In his liner notes from the 1977 vinyl edition, folklorist Jon Pankake warns against lumping these disparate styles into the same category, as though every folk song belonged to the same species. He would rather us celebrate the infinite variety of the music, which reflects the infinite complexity of American history. These songs document the fears and desires, regrets and prejudices of the past, serving as vessels of public memory, chronicles of history as it was experienced in rural America. History books don’t mention Lillie Shaw, but folk music memorializes her for generations.
In some ways, folklore, as represented by Oh My Little Darling and similar compilations, offers a rebuke to the Great Man school of history, established in the 19th century and still perpetuated today by such scholars as Joseph J. Ellis. That approach to the past suggests that all history is motivated by the actions of great and powerful individuals. Folklore relocates both the motivation and the documentation to the will of the people.
In that regard, this compilation is a fine introduction to American folk music as a populist force, especially if you’re looking to start a band. That’s what Jay Farrar, Jeff Tweedy, and Mike Heidorn were doing when they discovered Oh My Little Darling at the Belleville, Missouri, public library in the late 1980s. It opened up a new world for them and showed them how they might marry folk subject matter with punk guitars. The trio took the name Uncle Tupelo, and the roots of their debut, No Depression — not to mention the genre it inspired, also called No Depression, or alt-country, or whatever-you-call-it — twist tightly around these old recordings. The band would even cover two songs on their third album, plainly titled March 16-20, 1992 after the rough dates for the sessions in Athens, Georgia.

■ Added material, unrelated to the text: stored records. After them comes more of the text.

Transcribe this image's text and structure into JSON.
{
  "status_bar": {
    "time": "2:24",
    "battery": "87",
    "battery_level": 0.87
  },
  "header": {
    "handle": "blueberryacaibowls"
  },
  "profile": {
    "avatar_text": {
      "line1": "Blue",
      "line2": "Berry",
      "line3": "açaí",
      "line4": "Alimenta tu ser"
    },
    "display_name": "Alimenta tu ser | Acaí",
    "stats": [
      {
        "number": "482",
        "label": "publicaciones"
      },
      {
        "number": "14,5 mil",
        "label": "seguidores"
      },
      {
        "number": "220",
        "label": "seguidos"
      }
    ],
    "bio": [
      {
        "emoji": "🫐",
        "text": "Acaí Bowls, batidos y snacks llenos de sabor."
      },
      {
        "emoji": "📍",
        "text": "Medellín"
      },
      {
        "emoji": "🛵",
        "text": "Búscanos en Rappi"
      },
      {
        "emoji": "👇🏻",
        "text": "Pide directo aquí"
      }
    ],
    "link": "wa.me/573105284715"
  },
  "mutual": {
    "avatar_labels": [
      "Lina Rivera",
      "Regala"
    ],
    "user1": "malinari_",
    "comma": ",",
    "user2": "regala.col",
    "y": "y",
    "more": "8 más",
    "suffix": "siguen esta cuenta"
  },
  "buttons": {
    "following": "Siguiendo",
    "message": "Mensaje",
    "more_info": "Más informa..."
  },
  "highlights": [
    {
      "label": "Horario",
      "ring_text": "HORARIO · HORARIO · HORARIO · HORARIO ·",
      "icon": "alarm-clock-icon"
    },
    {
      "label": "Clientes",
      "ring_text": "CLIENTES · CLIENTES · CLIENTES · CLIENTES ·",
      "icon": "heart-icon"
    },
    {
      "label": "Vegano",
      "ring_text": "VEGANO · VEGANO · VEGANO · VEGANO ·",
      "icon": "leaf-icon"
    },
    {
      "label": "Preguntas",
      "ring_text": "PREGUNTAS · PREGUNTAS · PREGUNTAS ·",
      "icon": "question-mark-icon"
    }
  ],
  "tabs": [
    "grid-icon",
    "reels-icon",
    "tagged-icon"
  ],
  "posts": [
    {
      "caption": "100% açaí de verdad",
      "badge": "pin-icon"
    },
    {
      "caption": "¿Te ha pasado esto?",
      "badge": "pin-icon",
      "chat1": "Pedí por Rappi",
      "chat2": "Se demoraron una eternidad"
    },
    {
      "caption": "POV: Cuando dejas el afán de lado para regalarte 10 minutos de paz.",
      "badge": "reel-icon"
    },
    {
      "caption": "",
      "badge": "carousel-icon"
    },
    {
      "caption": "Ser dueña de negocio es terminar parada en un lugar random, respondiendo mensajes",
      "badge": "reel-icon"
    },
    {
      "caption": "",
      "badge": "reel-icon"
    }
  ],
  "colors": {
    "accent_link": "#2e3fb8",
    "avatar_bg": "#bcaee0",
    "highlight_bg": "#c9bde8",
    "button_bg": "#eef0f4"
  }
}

Farrar sings both tunes in his grave baritone, turning “Lilli Schull” into a time-stopping mea culpa. The song plods along as he draws out each line, as though he’s trying to stall the snap of the noose around his neck. It’s a much more obvious interpretation than the sisters’ original, but still affecting in its deliberation.

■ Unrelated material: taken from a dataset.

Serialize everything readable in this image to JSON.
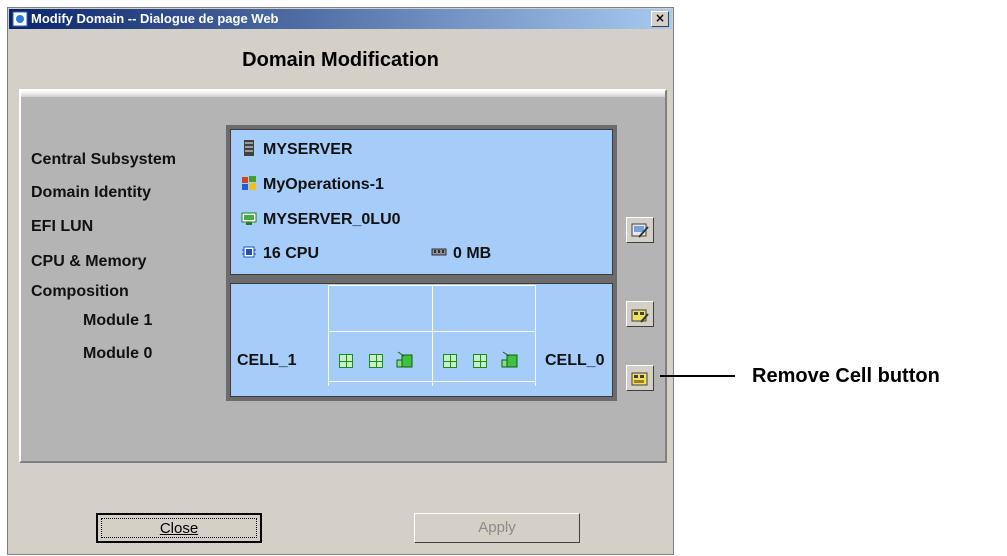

Farrar also sings the 1937 labor song “Come All You Coal Miners,” written and performed by Sarah Ogan on Oh My Little Darling. This original is a cappella, her only accompaniment the hiss and crackle of the archival 78 record, and she sounds righteous and outraged describing the dangerous conditions miners faced at the time: “Coal mining is the dangerousest work in our land today,” she spits, “with plenty of dirty slaving work and very little pay.” She makes her closing line a rallying cry to presumably striking laborers: “Let’s sink this capitalist system to the darkest depths of hell.”

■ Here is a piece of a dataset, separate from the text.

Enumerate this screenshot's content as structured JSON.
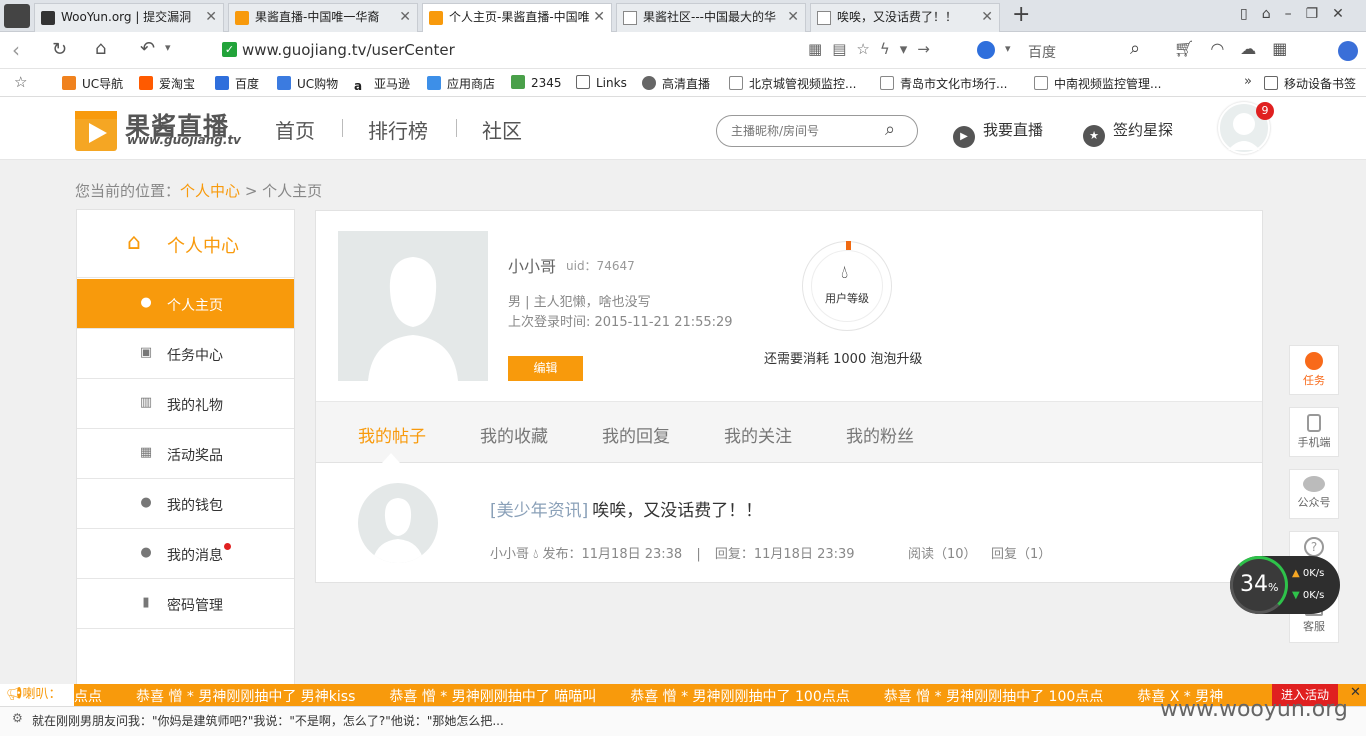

Farrar never had the humor or the audacity to sell such a line, but he nevertheless savors the historical details in Ogan’s lyrics. “I know about old beans, bulldog gravy, and cornbread,” he sings, as though the camp menu was a password to the union meeting. His version is more a lament, perhaps sung from the point of view of a miner who survived the pits yet still recalls the perils. Neither “Coal Miners” nor “Lilli Schull” resembles its original, which is the whole point: Uncle Tupelo understood that the class issues of the 1930s were pretty much the same as those of the 1980s, which empowered them to participate in that folk tradition and put their own stamp on these old songs. For that reason, Oh My Little Darling stands as a foundational text in alt-country and contemporary Americana — a testament to the malleability of American folk music in all its types.